• [Materials provided]:

▬▬▬▬▬▬▬▬▬▬

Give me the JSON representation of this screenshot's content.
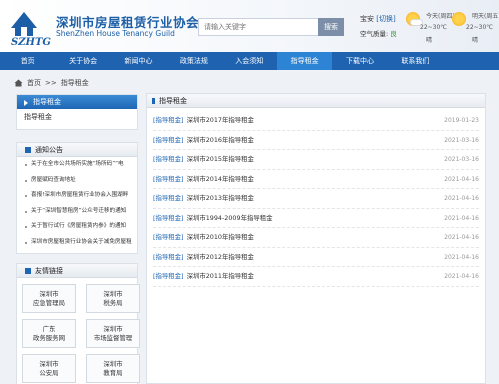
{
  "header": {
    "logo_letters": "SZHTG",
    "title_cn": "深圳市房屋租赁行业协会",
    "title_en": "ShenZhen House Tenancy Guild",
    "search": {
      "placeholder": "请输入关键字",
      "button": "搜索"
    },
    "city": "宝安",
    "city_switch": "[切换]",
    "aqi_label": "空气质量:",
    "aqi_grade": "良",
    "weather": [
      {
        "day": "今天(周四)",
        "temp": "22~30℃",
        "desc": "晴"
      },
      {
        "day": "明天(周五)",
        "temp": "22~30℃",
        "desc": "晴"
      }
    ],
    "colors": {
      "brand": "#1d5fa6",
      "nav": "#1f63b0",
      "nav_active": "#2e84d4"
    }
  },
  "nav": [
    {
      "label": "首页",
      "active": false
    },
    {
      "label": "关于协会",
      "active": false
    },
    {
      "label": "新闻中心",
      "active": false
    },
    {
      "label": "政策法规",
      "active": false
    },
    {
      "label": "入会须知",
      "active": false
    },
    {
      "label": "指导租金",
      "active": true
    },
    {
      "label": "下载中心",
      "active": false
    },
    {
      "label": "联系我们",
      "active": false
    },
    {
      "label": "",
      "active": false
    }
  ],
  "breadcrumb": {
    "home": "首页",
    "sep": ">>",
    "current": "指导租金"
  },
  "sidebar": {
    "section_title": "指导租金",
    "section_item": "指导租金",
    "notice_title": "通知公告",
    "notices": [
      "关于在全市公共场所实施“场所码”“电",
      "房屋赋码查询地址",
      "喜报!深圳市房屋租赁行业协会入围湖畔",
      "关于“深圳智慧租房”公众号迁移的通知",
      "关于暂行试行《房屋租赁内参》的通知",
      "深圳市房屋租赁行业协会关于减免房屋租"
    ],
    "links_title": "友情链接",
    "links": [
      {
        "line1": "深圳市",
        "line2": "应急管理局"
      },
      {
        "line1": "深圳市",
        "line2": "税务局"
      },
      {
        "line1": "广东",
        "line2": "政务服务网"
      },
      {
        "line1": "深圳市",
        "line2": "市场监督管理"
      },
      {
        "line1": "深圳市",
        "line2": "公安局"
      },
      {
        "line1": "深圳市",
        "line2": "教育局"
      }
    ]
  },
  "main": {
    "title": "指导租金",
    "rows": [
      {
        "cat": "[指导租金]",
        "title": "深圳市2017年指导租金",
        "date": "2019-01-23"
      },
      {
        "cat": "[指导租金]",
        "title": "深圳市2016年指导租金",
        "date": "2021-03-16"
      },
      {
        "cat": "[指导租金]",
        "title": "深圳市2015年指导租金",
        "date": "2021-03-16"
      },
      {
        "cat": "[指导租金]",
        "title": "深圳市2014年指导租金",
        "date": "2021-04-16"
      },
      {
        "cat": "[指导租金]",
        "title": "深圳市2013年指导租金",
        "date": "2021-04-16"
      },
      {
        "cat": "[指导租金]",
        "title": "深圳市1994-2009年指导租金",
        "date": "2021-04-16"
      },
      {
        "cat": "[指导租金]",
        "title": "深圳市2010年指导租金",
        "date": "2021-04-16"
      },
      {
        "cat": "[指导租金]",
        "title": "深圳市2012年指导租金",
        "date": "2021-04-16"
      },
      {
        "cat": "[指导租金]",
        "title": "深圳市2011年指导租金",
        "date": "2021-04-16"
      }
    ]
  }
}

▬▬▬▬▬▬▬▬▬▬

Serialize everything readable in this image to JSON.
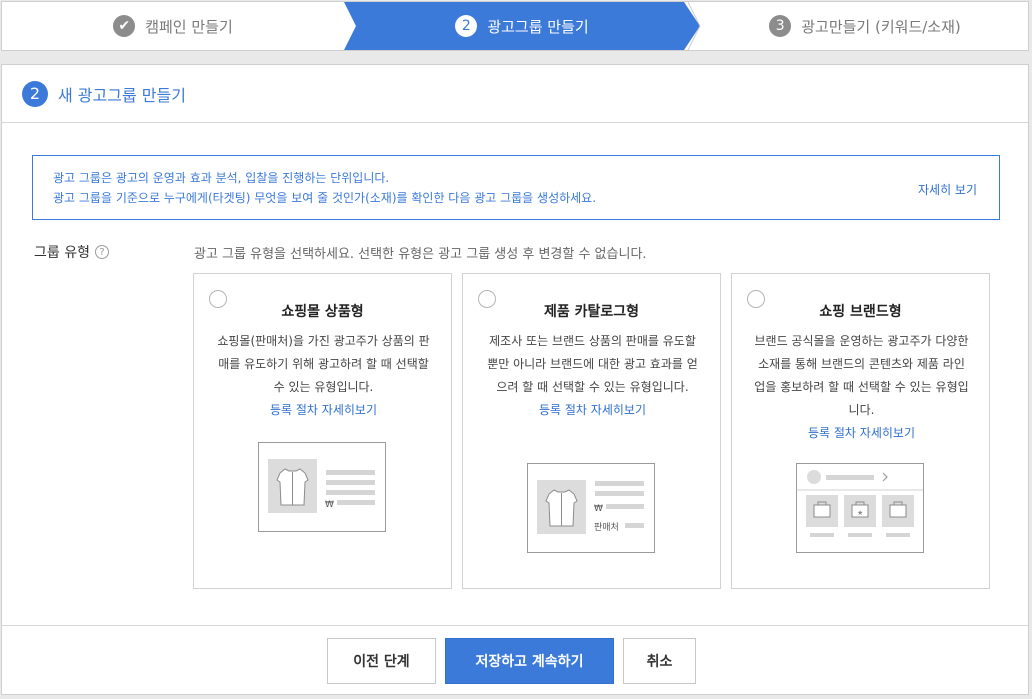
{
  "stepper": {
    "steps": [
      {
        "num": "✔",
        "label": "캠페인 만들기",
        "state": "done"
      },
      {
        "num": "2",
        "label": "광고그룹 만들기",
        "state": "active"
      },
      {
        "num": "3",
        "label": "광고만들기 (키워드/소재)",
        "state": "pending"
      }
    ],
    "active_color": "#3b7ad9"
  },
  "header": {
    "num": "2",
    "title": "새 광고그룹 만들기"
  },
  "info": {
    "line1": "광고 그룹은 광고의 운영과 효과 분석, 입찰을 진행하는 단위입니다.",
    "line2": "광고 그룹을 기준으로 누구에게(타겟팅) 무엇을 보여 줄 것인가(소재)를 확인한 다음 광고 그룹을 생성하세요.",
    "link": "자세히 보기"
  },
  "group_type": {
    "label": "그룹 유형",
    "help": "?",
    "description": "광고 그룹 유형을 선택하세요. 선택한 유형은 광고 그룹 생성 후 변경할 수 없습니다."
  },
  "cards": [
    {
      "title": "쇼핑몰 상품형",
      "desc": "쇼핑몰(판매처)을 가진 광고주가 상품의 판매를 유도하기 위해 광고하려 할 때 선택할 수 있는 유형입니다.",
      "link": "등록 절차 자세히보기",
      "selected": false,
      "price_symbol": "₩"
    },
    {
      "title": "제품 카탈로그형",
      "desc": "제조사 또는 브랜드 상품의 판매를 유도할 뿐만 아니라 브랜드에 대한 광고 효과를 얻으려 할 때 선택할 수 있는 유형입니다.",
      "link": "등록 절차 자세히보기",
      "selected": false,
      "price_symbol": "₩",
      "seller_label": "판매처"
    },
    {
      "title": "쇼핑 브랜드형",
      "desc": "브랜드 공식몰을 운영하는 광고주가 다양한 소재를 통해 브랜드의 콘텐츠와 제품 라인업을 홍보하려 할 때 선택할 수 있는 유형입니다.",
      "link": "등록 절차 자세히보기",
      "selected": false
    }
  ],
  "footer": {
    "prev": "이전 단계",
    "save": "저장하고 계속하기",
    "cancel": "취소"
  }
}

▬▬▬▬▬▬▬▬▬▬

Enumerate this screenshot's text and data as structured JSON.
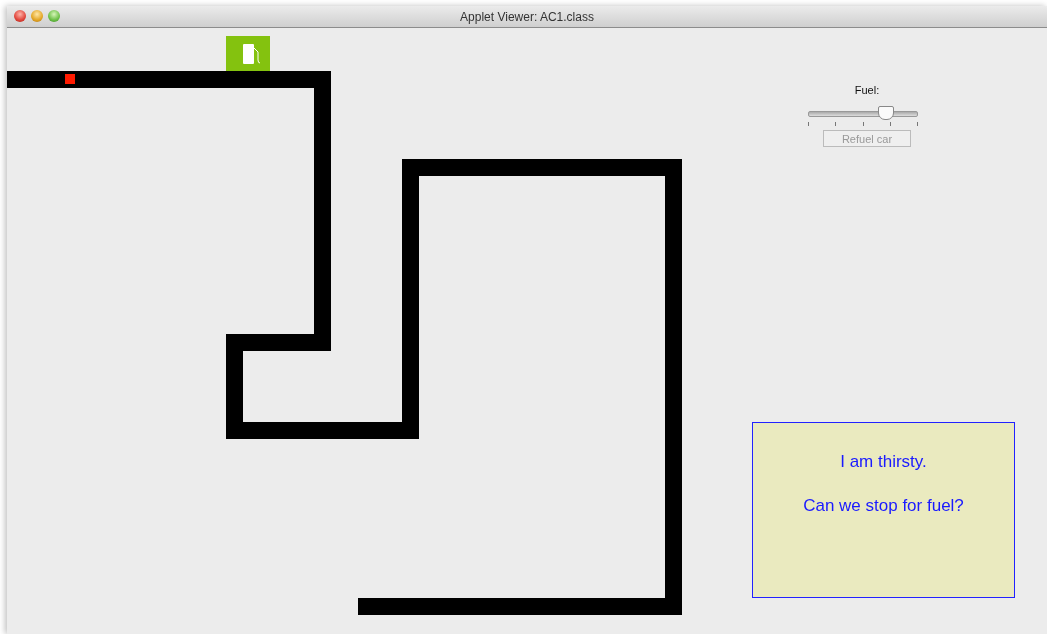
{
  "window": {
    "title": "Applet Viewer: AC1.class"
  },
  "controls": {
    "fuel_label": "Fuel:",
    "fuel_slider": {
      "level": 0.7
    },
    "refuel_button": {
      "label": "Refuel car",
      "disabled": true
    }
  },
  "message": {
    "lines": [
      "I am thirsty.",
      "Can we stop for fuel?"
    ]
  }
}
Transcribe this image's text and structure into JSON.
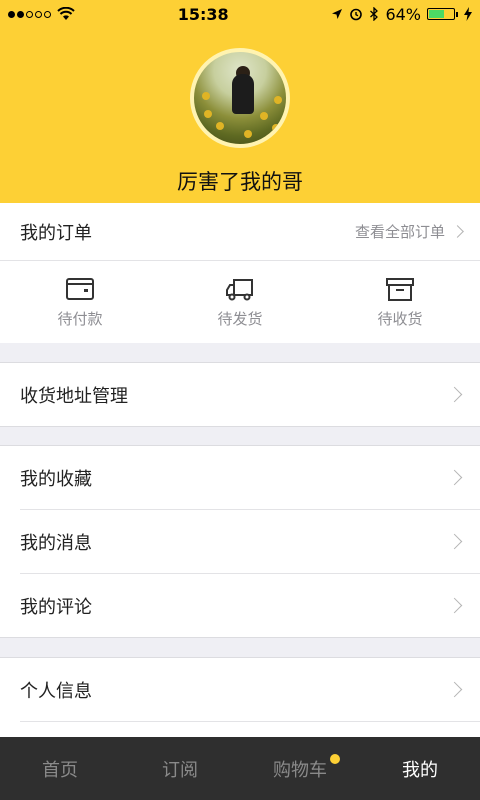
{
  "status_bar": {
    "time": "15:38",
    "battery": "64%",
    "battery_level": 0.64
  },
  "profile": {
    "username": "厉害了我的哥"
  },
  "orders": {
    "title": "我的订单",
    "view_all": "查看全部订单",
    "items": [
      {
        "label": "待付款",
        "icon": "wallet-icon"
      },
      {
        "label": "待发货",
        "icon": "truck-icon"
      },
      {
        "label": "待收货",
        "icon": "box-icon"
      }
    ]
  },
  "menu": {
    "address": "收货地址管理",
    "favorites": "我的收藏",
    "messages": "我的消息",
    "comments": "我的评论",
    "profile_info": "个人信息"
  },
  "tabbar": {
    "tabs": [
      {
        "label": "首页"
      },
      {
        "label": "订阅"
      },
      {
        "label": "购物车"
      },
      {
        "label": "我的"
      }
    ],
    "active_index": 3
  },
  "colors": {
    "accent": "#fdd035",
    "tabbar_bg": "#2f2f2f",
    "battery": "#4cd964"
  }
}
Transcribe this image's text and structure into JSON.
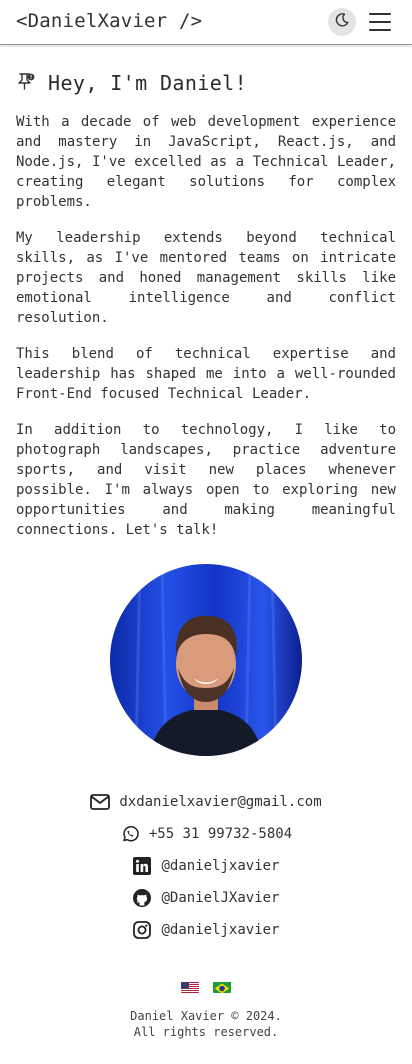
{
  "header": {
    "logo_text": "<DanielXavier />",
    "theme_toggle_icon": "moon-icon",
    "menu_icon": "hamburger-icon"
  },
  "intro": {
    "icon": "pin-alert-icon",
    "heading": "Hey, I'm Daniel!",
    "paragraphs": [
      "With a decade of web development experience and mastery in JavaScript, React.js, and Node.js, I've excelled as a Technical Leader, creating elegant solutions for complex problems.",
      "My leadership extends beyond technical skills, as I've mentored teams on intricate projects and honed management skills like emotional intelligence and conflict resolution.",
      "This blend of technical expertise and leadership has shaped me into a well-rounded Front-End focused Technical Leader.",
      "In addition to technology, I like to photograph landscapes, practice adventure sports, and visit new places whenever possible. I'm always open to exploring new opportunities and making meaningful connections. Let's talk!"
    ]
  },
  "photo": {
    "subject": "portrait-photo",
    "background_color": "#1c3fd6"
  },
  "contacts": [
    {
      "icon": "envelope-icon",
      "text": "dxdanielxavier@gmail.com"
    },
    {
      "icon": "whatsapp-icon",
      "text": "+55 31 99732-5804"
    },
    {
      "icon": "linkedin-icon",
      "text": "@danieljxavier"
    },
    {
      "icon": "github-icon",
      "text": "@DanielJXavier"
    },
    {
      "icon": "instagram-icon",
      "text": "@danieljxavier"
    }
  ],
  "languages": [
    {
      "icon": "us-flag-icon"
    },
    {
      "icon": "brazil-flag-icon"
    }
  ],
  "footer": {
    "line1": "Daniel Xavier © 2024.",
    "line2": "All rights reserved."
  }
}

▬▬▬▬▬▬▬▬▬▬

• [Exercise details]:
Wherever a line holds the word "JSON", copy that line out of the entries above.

• [Response to this task]:
Give me the JSON representation of this screenshot's content.
Serialize everything readable in this image to JSON.
Enumerate this screenshot's text and data as structured JSON.
Transcribe this image's text and structure into JSON.
Transcribe this image's text and structure into JSON.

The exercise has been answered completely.